Workplace Environment and its
Impact on Employee Performance
Many managers and supervisors labor under the mistaken impression that the level of
employee performance on the job is proportional to the size of the employee’s pay packet.
Although this may be true in a minority of cases, numerous employee surveys have shown by
and large this to be untrue. In fact, salary increases and bonuses for performance, in many
instances, have a very limited short-term effect. The extra money soon comes to be regarded
not as an incentive but as an "entitlement".
There are other factors that when combined provide a more powerful determinant of employee
performance. When these other factors are missing or diluted, the employee does come to work
only for a paycheck. In this case, the employee is present at work in body only, leaving their
mind outside the gate.
It is the quality of the employee’s workplace environment that most impacts on their level of
motivation and subsequent performance. How well they engage with the organisation,
especially with their immediate environment, influences to a great extent their error rate, level of
innovation and collaboration with other employees, absenteeism and, ultimately, how long they
stay in the job. Many studies have revealed that most employees leave their organisation
because of the relationship with their immediate supervisor or manager.
So, what are the workplace environment factors that need to be taken into consideration by any
serious manager? Described below are the key factors and how each can be utilised by
supervisors and managers to boost performance.
Involve employees in setting meaningful goals and performance measures for their work. This
can be done informally between the employee and their immediate supervisor or as part of an
organisation’s formal performance management process.
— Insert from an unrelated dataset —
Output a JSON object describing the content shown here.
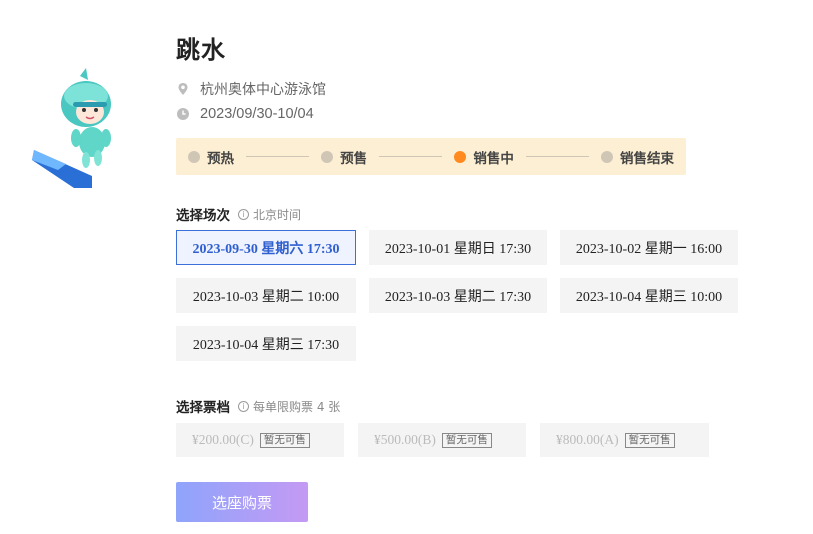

The key here is that each employee
is actively engaged in the goal-setting process and takes ownership of the final agreed goals
Regularly feed back to employees information on how they are performing. This should consist
of both positive feedback on what the employee is doing right as well as feedback on what
requires improvement. The feedback needs to be as objective as possible and delivered with
the appropriate interpersonal and conflict resolution skills. It can be a mix of both informal
feedback and feedback delivered as part of a formal performance management cycle.
Work to ensure that the role that the employee is required to perform is consistent with their
expectations on joining the organisation and any subsequent training. The organisation’s role
expectations are typically reflected in formal documents, such as Job Descriptions and Role
Specifications. These expectations should be consistent with tasks allocated by the employee’s
Many errors, defects and customer complaints are the result of poor process management.
Constrain the variability of how work is actually performed through documenting processes and
communicating such expectations to employees. Verify on a regular or random basis that the
work is actually performed in the way required. Along with goal setting, getting employees to
help define and improve processes is a powerful opportunity for engagement.
Determine what motivates your employees in particular and set up formal and informal
structures for rewarding employees that behave in the way required. Rewards may consist of a
mix of internal rewards, such as challenging assignments, and external rewards, such as higher
compensation and peer recognition.
Act as advocates for employees, gathering and distributing the resources needed by them in
order for them to be able to do a good job. Immediate supervisors and managers need to
display the interpersonal skills required to engage employees and enhance their selfconfidence. This includes providing positive encouragement for a job well done.
Make available to employees skilled and respected people to help them perform better in their
current role and to assist them develop further into a future role. Mentors and coaches may be
internal to an organisation or external. Either way, they will need to possess the necessary
facilitation skills to assist employees apply existing sills and develop new skills.
The vast majority of employees take pride in their work and try hard to do a
good job. Make sure that individual workloads and organisational systems
and processes do not hinder employees from applying established skills or
from practicing newly learned skills. Adequate time and material resources
need to be available to enable them to perform to the best of their ability.
Make their work easier and help minimise error rates and customer
dissatisfaction by supplying job aids. These can include templates, guides,
models and checklists.
Money is not a sufficient motivator in encouraging the superior workplace performance required
in today’s competitive business environment. Managers and supervisors will need to be
comfortable with working with the whole gamut of workplace factors that influence employee
motivation. Skills required include the ability to engage employees in mutual goal setting, clarify
role expectations and provide regular performance back. Time and energy will also need to be
given to providing relevant performance incentives, managing processes, providing adequate
resources and workplace coaching. Last but not least, to drive their organisations to peak
performance managers and supervisors must put out front the human face of their organisation.
Paramount here is the human-to-human interaction through providing individualised support
and encouragement to each and every employee.